* EXERCISE DETAILS: Scan the data below and copy each line where "label" occurs.

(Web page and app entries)
※

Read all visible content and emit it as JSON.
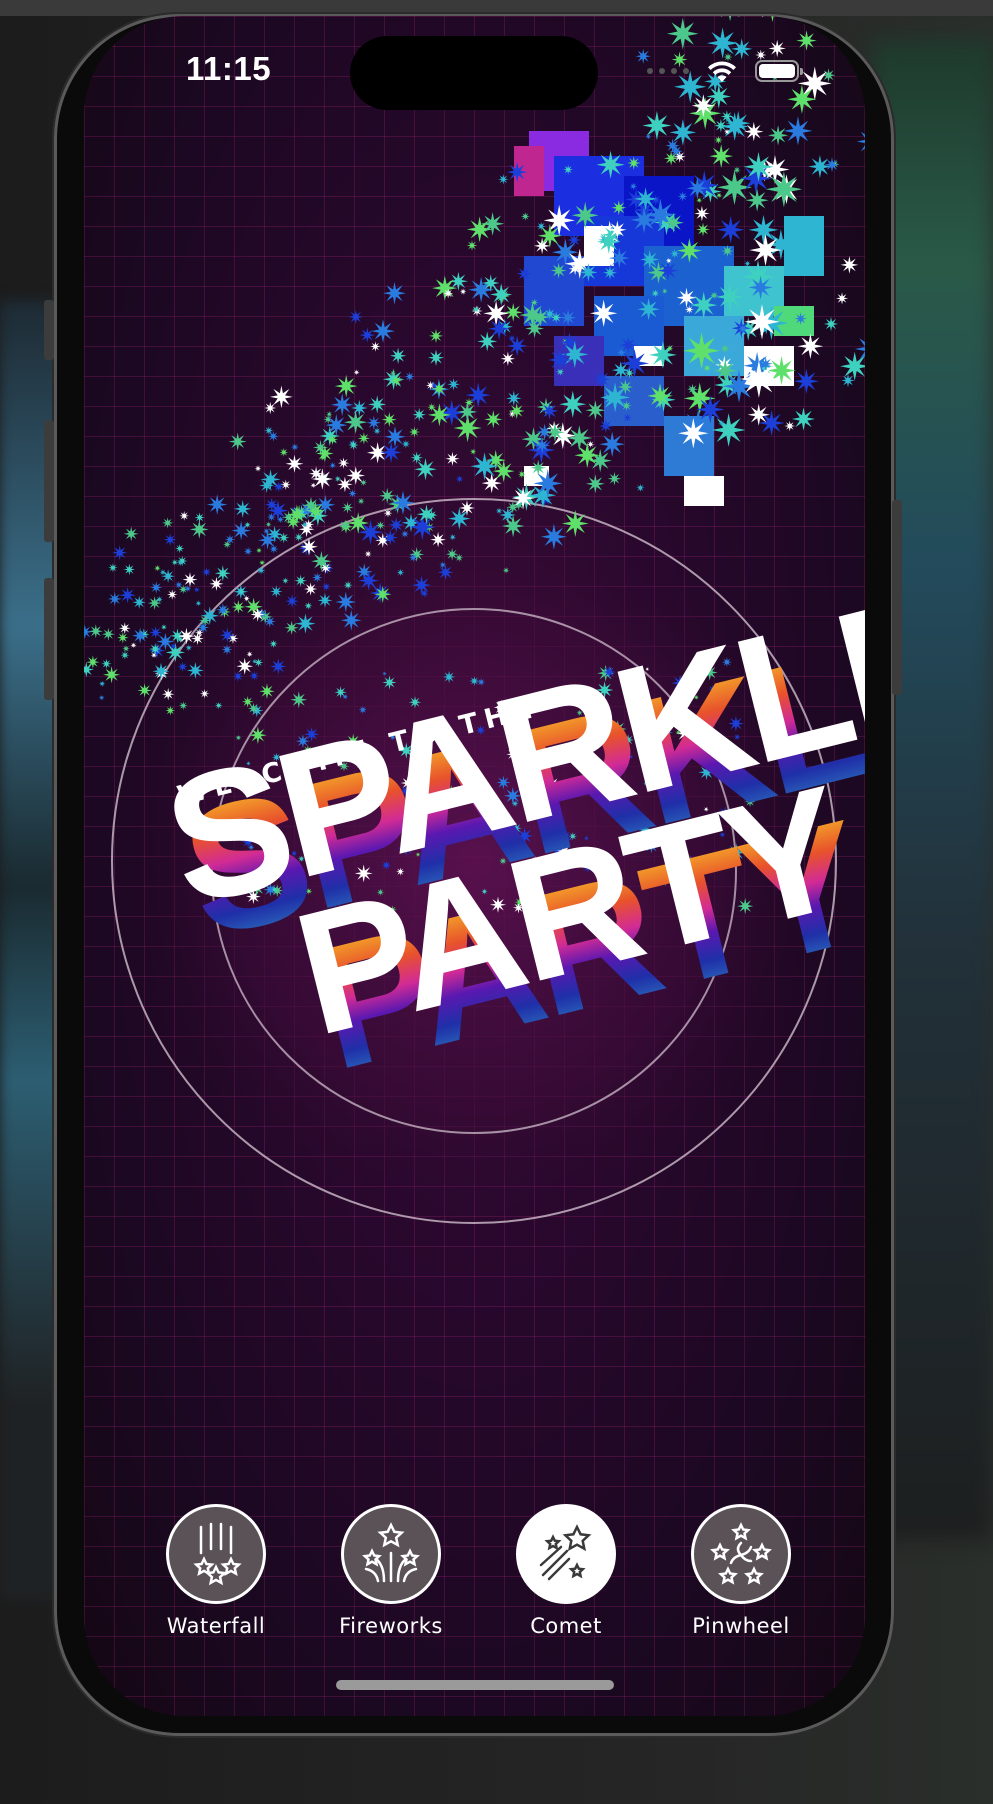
{
  "status_bar": {
    "time": "11:15",
    "icons": [
      "cellular-dots-icon",
      "wifi-icon",
      "battery-icon"
    ]
  },
  "artwork": {
    "welcome_text": "WELCOME TO THE",
    "title_line1": "SPARKLE",
    "title_line2": "PARTY"
  },
  "controls": [
    {
      "label": "Waterfall",
      "icon": "waterfall-icon",
      "selected": false
    },
    {
      "label": "Fireworks",
      "icon": "fireworks-icon",
      "selected": false
    },
    {
      "label": "Comet",
      "icon": "comet-icon",
      "selected": true
    },
    {
      "label": "Pinwheel",
      "icon": "pinwheel-icon",
      "selected": false
    }
  ],
  "colors": {
    "background": "#25082a",
    "grid": "#c8288c",
    "accent_teal": "#3fd1c0",
    "accent_green": "#5fe06a",
    "accent_blue": "#1b3fd8"
  }
}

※

* THE COMPLETED TASK:
      "label": "Waterfall",
      "label": "Fireworks",
      "label": "Comet",
      "label": "Pinwheel",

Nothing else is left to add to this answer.